About this Issue
Lawyers have had an image problem for quite a while, fair game for observers of the human
condition from William Shakespeare to Tom Paxton. Though perhaps, based on the glimpse
provided in this issue of four of the 550 or so Reedies who practice law, they are unfair game after all.
The editors did not plan this issue with an eye toward rehabilitating the reputation
of lawyers. By happenstance, we ended up having portraits of two attorneys: Alafair
a prosecutor-turned-law-professor who sidelines as a successful mystery writer,
and William Hohengarten ’84,
a corporate lawyer who led the appellate team that won
the landmark gay rights case of the past decade before the United States Supreme
We did seek out Burke’s classmate, David
Gossett ’91, who has one win and
before the Supreme Court. (He says oral argument is a lot like conference at Reed!) And
when we were tipped to the touching story of a family’s quest to establish a scholarship
in its scion’s honor, we were unaware that a key family member, Matthew
Bergman ’84, was also a key lawyer in the $4.3 billion settlement with Halliburton
of a class action asbestos lawsuit on behalf of 250,000 plaintiffs nationwide.
Speaking of scholarships, our cover story tackles
the issue of finding enough money to support those who can’t afford full tuition
at Reed—an issue some
colleges would probably prefer to avoid. Even though Reed has just completed an initiative
to add $20 million to the endowment for financial aid, at some point each year the college
still denies admission to a small number of needy applicants because the aid budget has
run out. This “need-aware” approach is the rule among most of Reed’s
peer institutions, but many don’t advertise it and some even exacerbate the problem
by doling out “merit aid” to entice wealthy academic or athletic stars,
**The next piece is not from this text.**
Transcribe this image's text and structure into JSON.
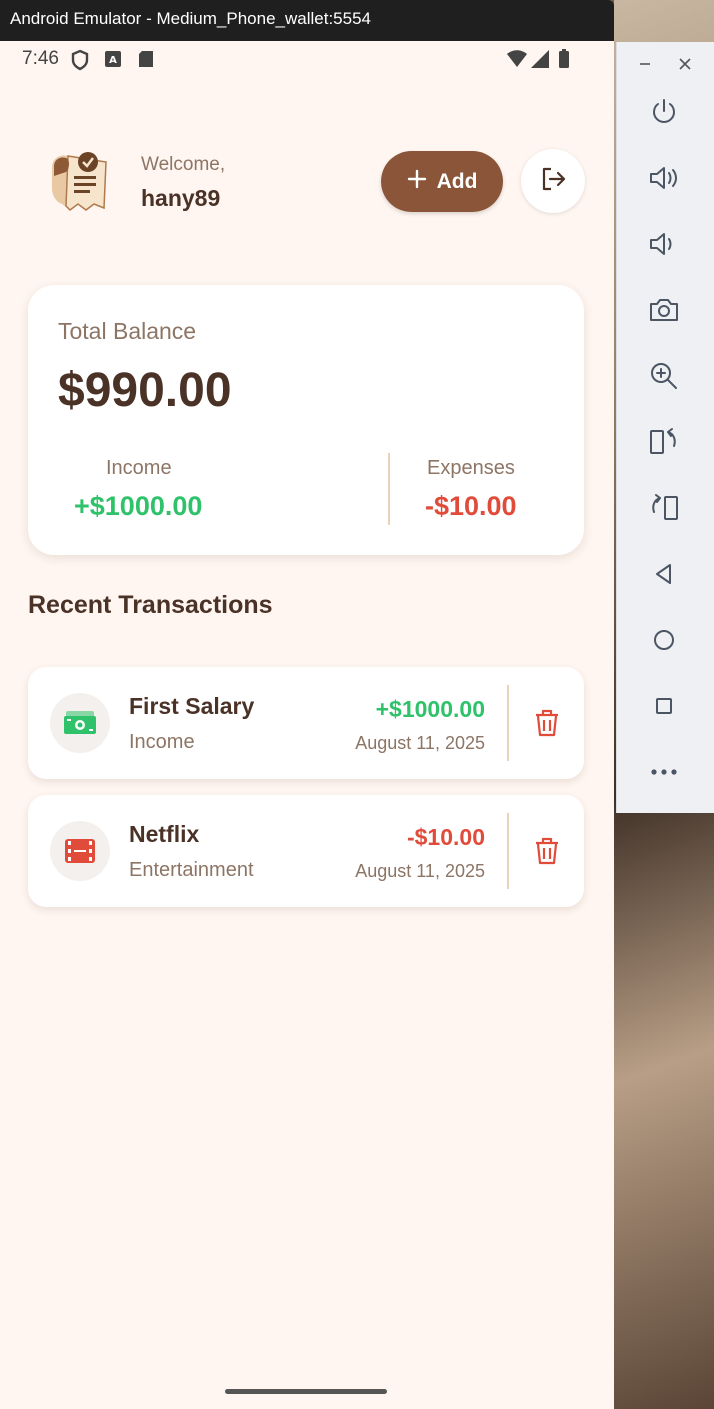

a practice Reed eschews.
Finally, our summer issue devotes several pages to commencement and Reunions
one sense these are not very newsy events: they happen every year with a degree of predictability
that is sometimes called “tradition.” Yet they are as close as anything in
the life of the college comes to a distillation of the pure Reed experience for those who
matter most—our current students and those who came before them.